"Glass windows filter out up to 90% of the beneficial UV spectrum unless that glass was made pre 1939. Aluminum screening used can filter out 30% or more UV light. High-grade acrylic (cages) filters out less than 5% of the UV light." [x] Sitting in front of a window doesn’t count!  Modern day windows are created in a way which filters out the UV rays that birds need!
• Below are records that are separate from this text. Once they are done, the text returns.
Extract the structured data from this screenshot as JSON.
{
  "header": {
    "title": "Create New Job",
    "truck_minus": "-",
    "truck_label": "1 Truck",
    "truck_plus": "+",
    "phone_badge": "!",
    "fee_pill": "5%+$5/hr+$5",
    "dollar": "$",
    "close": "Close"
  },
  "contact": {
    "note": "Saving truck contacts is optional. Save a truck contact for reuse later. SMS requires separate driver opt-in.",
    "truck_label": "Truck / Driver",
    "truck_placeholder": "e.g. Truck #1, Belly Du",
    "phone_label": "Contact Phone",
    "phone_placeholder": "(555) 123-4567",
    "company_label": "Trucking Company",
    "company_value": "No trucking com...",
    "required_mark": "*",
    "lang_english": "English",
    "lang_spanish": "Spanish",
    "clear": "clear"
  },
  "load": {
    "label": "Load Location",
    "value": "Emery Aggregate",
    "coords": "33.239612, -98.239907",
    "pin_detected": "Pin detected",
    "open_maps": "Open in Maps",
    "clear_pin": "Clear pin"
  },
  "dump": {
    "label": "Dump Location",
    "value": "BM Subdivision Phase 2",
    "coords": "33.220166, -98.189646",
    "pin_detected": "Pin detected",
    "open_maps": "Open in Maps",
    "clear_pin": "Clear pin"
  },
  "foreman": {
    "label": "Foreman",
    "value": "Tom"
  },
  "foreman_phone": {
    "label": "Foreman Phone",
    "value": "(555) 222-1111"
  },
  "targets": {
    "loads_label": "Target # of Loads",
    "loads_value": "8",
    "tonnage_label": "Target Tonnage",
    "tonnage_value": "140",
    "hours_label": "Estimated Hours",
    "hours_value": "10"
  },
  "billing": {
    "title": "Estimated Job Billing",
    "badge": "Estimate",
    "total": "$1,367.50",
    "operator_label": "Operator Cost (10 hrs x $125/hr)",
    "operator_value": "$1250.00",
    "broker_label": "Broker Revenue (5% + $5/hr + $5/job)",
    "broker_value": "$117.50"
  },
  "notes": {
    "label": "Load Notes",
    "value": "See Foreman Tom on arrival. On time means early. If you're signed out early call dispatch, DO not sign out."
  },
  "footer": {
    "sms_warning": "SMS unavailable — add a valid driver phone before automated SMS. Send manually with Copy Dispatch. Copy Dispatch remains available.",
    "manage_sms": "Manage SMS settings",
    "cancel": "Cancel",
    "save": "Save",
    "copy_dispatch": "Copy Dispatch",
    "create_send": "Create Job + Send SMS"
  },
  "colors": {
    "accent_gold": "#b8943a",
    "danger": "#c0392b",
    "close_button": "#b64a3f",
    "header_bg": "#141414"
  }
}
In order for your bird to properly absorb these rays you either need a special UV full spectrum bulb/lamp or you need to get your bird in a cage, harnessed and outside for at least an hour a day.

If you do put your bird outside in a cage make sure they’ve got a towel blocking out the sun on one half of the cage so they don’t overheat!  The water should be kept shaded as well and they should be supervised at all times.  My birds like to pick at the cage doors so as an added precaution I clip the doors she with clothspegs or put small locks on their doors.  The cage should not be placed directly in grass or on the floor, they need to be up off the ground so that bugs and predators can not easily get to them.

Lamps and UV bulbs should be positioned towards the bird, leaving areas for shade and should not be within the bird’s reach.  Bulbs can get very hot, the last thing you want is to be rushing down to the vet.

So what’s the point of natural sunlight anyways?
Not only does the natural UV lighting help to bring out the natural colouring of objects which creates a more natural, interesting environment for them and can aid in helping picky eaters (the blue bird pictured above refused to eat fresh foods unless they had UV lighting on them) but there are enormous health effects.

The natural lighting helps to stimulate a bird’s natural synthesis to absorb and regulate vitamin doses. Without natural lighting bird’s can not properly absorb the nutrients from their foods.  While you may believe you are giving them a proper dose of each vitamin they are only absorbing a minimal amount of those nutrients.  In turn a bird will develop hypovitmainosis, fatty liver disease, egg bonding and other nutritional deficiencies.
This lighting also plays a critical role in skin/ feather health and is incredibly important for preening regulation. “If a bird’s system is not stimulated through adequate environmental lighting to maintain proper endocrine function, it may become lethargic and not continue normal preening behaviors.” [x]

Other Major Benefits
  • Prepares bird for seasonal changes
  • Strengthens immune system
  • Lowers obsessive/compulsive behavior frequencies
  • Relieves psychological distress
  • Mimics a bird’s natural environment
  • Aids in Vitamin D Synthesis
  • Maintains constant environmental temperature
  • Aids a bird’s visual acuity
  • Increases the longevity of the captive bird [x]